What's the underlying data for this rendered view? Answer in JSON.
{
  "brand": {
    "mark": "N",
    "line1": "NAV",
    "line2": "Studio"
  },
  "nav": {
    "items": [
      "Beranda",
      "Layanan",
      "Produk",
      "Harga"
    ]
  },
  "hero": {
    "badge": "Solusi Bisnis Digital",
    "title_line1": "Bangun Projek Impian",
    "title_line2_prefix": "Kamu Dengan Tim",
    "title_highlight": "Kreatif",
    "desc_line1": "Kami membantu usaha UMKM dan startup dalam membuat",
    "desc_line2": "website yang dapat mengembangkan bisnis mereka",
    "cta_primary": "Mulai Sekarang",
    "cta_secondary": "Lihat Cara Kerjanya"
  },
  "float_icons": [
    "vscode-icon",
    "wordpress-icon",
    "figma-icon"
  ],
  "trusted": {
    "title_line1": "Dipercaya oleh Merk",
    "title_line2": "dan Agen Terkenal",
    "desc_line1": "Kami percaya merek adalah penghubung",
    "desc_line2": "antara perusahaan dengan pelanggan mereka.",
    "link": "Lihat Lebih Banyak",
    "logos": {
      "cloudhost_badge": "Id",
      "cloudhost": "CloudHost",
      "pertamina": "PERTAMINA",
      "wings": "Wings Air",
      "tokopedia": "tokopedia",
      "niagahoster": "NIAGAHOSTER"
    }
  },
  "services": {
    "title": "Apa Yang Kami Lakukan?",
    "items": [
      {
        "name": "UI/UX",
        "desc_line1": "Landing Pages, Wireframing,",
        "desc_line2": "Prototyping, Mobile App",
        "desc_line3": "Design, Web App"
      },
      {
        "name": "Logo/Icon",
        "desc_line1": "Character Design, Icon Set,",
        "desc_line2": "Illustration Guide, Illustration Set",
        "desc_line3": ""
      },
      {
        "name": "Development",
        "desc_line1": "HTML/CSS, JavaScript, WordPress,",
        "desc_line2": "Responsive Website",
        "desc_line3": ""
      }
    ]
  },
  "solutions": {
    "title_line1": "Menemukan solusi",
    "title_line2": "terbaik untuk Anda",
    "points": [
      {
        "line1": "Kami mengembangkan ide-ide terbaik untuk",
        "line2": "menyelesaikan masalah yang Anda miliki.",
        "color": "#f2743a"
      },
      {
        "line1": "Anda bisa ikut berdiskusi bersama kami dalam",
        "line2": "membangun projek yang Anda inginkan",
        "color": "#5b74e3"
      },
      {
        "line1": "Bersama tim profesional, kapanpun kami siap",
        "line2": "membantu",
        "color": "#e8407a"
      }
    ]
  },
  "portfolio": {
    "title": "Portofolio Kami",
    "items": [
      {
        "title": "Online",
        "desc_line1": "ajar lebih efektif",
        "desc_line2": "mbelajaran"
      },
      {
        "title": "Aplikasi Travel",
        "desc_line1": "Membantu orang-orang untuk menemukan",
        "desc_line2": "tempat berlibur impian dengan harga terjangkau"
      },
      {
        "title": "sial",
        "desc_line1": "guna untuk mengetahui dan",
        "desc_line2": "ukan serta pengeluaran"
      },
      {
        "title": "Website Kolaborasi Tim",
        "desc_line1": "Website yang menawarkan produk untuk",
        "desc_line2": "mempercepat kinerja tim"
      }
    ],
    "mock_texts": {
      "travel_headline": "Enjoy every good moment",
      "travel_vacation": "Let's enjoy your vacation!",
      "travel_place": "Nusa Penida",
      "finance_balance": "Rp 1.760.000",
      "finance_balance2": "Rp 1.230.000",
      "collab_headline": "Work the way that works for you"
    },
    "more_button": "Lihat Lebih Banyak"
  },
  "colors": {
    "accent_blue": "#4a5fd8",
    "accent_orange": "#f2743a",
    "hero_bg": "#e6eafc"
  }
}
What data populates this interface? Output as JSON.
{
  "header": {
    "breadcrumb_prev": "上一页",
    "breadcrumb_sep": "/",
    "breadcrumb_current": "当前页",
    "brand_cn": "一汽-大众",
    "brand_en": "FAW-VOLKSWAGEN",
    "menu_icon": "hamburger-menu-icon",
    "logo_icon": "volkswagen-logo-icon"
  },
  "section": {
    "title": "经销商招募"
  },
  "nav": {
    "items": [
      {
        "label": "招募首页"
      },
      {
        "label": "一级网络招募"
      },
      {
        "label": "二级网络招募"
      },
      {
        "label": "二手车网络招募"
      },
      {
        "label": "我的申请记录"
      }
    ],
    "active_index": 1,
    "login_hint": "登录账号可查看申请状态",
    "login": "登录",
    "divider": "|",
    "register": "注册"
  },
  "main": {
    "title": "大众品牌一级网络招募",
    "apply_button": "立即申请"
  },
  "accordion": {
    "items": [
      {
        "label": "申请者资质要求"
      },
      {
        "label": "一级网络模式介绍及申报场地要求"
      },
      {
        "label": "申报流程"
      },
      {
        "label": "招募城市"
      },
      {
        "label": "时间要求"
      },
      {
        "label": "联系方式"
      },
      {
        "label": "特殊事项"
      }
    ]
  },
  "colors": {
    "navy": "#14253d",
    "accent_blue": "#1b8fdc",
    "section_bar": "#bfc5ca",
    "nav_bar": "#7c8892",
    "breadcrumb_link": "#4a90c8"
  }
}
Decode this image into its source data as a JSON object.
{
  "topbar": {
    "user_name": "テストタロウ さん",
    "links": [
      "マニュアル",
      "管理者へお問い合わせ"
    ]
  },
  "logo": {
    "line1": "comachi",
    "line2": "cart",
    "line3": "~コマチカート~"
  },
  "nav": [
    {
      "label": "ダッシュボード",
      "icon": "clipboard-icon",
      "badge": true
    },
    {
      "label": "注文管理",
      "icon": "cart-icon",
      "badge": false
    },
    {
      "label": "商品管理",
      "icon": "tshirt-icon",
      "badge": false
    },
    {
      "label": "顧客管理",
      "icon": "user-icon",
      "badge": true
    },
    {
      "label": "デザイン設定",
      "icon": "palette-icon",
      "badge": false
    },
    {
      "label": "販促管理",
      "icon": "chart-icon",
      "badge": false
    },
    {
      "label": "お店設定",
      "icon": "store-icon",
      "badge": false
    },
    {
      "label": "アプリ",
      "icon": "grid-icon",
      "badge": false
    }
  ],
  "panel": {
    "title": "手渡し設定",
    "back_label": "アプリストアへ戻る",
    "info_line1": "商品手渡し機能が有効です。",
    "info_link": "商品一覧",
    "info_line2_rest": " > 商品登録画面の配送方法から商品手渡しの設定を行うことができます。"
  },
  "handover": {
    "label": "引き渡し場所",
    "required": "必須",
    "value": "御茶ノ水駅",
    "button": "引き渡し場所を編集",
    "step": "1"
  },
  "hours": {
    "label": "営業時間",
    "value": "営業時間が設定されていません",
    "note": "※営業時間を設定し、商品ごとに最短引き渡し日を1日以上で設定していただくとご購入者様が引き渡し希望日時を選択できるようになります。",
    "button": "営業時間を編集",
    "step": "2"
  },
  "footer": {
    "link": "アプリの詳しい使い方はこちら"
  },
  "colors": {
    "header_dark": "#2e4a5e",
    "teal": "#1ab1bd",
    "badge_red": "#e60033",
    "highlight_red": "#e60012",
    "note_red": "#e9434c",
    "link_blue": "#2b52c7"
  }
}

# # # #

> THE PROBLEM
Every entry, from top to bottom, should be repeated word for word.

> EXERCISE RESPONSE
What's the underlying data for this rendered view? Answer in JSON.
{
  "brand": {
    "mark": "N",
    "line1": "NAV",
    "line2": "Studio"
  },
  "nav": {
    "items": [
      "Beranda",
      "Layanan",
      "Produk",
      "Harga"
    ]
  },
  "hero": {
    "badge": "Solusi Bisnis Digital",
    "title_line1": "Bangun Projek Impian",
    "title_line2_prefix": "Kamu Dengan Tim",
    "title_highlight": "Kreatif",
    "desc_line1": "Kami membantu usaha UMKM dan startup dalam membuat",
    "desc_line2": "website yang dapat mengembangkan bisnis mereka",
    "cta_primary": "Mulai Sekarang",
    "cta_secondary": "Lihat Cara Kerjanya"
  },
  "float_icons": [
    "vscode-icon",
    "wordpress-icon",
    "figma-icon"
  ],
  "trusted": {
    "title_line1": "Dipercaya oleh Merk",
    "title_line2": "dan Agen Terkenal",
    "desc_line1": "Kami percaya merek adalah penghubung",
    "desc_line2": "antara perusahaan dengan pelanggan mereka.",
    "link": "Lihat Lebih Banyak",
    "logos": {
      "cloudhost_badge": "Id",
      "cloudhost": "CloudHost",
      "pertamina": "PERTAMINA",
      "wings": "Wings Air",
      "tokopedia": "tokopedia",
      "niagahoster": "NIAGAHOSTER"
    }
  },
  "services": {
    "title": "Apa Yang Kami Lakukan?",
    "items": [
      {
        "name": "UI/UX",
        "desc_line1": "Landing Pages, Wireframing,",
        "desc_line2": "Prototyping, Mobile App",
        "desc_line3": "Design, Web App"
      },
      {
        "name": "Logo/Icon",
        "desc_line1": "Character Design, Icon Set,",
        "desc_line2": "Illustration Guide, Illustration Set",
        "desc_line3": ""
      },
      {
        "name": "Development",
        "desc_line1": "HTML/CSS, JavaScript, WordPress,",
        "desc_line2": "Responsive Website",
        "desc_line3": ""
      }
    ]
  },
  "solutions": {
    "title_line1": "Menemukan solusi",
    "title_line2": "terbaik untuk Anda",
    "points": [
      {
        "line1": "Kami mengembangkan ide-ide terbaik untuk",
        "line2": "menyelesaikan masalah yang Anda miliki.",
        "color": "#f2743a"
      },
      {
        "line1": "Anda bisa ikut berdiskusi bersama kami dalam",
        "line2": "membangun projek yang Anda inginkan",
        "color": "#5b74e3"
      },
      {
        "line1": "Bersama tim profesional, kapanpun kami siap",
        "line2": "membantu",
        "color": "#e8407a"
      }
    ]
  },
  "portfolio": {
    "title": "Portofolio Kami",
    "items": [
      {
        "title": "Online",
        "desc_line1": "ajar lebih efektif",
        "desc_line2": "mbelajaran"
      },
      {
        "title": "Aplikasi Travel",
        "desc_line1": "Membantu orang-orang untuk menemukan",
        "desc_line2": "tempat berlibur impian dengan harga terjangkau"
      },
      {
        "title": "sial",
        "desc_line1": "guna untuk mengetahui dan",
        "desc_line2": "ukan serta pengeluaran"
      },
      {
        "title": "Website Kolaborasi Tim",
        "desc_line1": "Website yang menawarkan produk untuk",
        "desc_line2": "mempercepat kinerja tim"
      }
    ],
    "mock_texts": {
      "travel_headline": "Enjoy every good moment",
      "travel_vacation": "Let's enjoy your vacation!",
      "travel_place": "Nusa Penida",
      "finance_balance": "Rp 1.760.000",
      "finance_balance2": "Rp 1.230.000",
      "collab_headline": "Work the way that works for you"
    },
    "more_button": "Lihat Lebih Banyak"
  },
  "colors": {
    "accent_blue": "#4a5fd8",
    "accent_orange": "#f2743a",
    "hero_bg": "#e6eafc"
  }
}
What data populates this interface? Output as JSON.
{
  "header": {
    "breadcrumb_prev": "上一页",
    "breadcrumb_sep": "/",
    "breadcrumb_current": "当前页",
    "brand_cn": "一汽-大众",
    "brand_en": "FAW-VOLKSWAGEN",
    "menu_icon": "hamburger-menu-icon",
    "logo_icon": "volkswagen-logo-icon"
  },
  "section": {
    "title": "经销商招募"
  },
  "nav": {
    "items": [
      {
        "label": "招募首页"
      },
      {
        "label": "一级网络招募"
      },
      {
        "label": "二级网络招募"
      },
      {
        "label": "二手车网络招募"
      },
      {
        "label": "我的申请记录"
      }
    ],
    "active_index": 1,
    "login_hint": "登录账号可查看申请状态",
    "login": "登录",
    "divider": "|",
    "register": "注册"
  },
  "main": {
    "title": "大众品牌一级网络招募",
    "apply_button": "立即申请"
  },
  "accordion": {
    "items": [
      {
        "label": "申请者资质要求"
      },
      {
        "label": "一级网络模式介绍及申报场地要求"
      },
      {
        "label": "申报流程"
      },
      {
        "label": "招募城市"
      },
      {
        "label": "时间要求"
      },
      {
        "label": "联系方式"
      },
      {
        "label": "特殊事项"
      }
    ]
  },
  "colors": {
    "navy": "#14253d",
    "accent_blue": "#1b8fdc",
    "section_bar": "#bfc5ca",
    "nav_bar": "#7c8892",
    "breadcrumb_link": "#4a90c8"
  }
}
Decode this image into its source data as a JSON object.
{
  "topbar": {
    "user_name": "テストタロウ さん",
    "links": [
      "マニュアル",
      "管理者へお問い合わせ"
    ]
  },
  "logo": {
    "line1": "comachi",
    "line2": "cart",
    "line3": "~コマチカート~"
  },
  "nav": [
    {
      "label": "ダッシュボード",
      "icon": "clipboard-icon",
      "badge": true
    },
    {
      "label": "注文管理",
      "icon": "cart-icon",
      "badge": false
    },
    {
      "label": "商品管理",
      "icon": "tshirt-icon",
      "badge": false
    },
    {
      "label": "顧客管理",
      "icon": "user-icon",
      "badge": true
    },
    {
      "label": "デザイン設定",
      "icon": "palette-icon",
      "badge": false
    },
    {
      "label": "販促管理",
      "icon": "chart-icon",
      "badge": false
    },
    {
      "label": "お店設定",
      "icon": "store-icon",
      "badge": false
    },
    {
      "label": "アプリ",
      "icon": "grid-icon",
      "badge": false
    }
  ],
  "panel": {
    "title": "手渡し設定",
    "back_label": "アプリストアへ戻る",
    "info_line1": "商品手渡し機能が有効です。",
    "info_link": "商品一覧",
    "info_line2_rest": " > 商品登録画面の配送方法から商品手渡しの設定を行うことができます。"
  },
  "handover": {
    "label": "引き渡し場所",
    "required": "必須",
    "value": "御茶ノ水駅",
    "button": "引き渡し場所を編集",
    "step": "1"
  },
  "hours": {
    "label": "営業時間",
    "value": "営業時間が設定されていません",
    "note": "※営業時間を設定し、商品ごとに最短引き渡し日を1日以上で設定していただくとご購入者様が引き渡し希望日時を選択できるようになります。",
    "button": "営業時間を編集",
    "step": "2"
  },
  "footer": {
    "link": "アプリの詳しい使い方はこちら"
  },
  "colors": {
    "header_dark": "#2e4a5e",
    "teal": "#1ab1bd",
    "badge_red": "#e60033",
    "highlight_red": "#e60012",
    "note_red": "#e9434c",
    "link_blue": "#2b52c7"
  }
}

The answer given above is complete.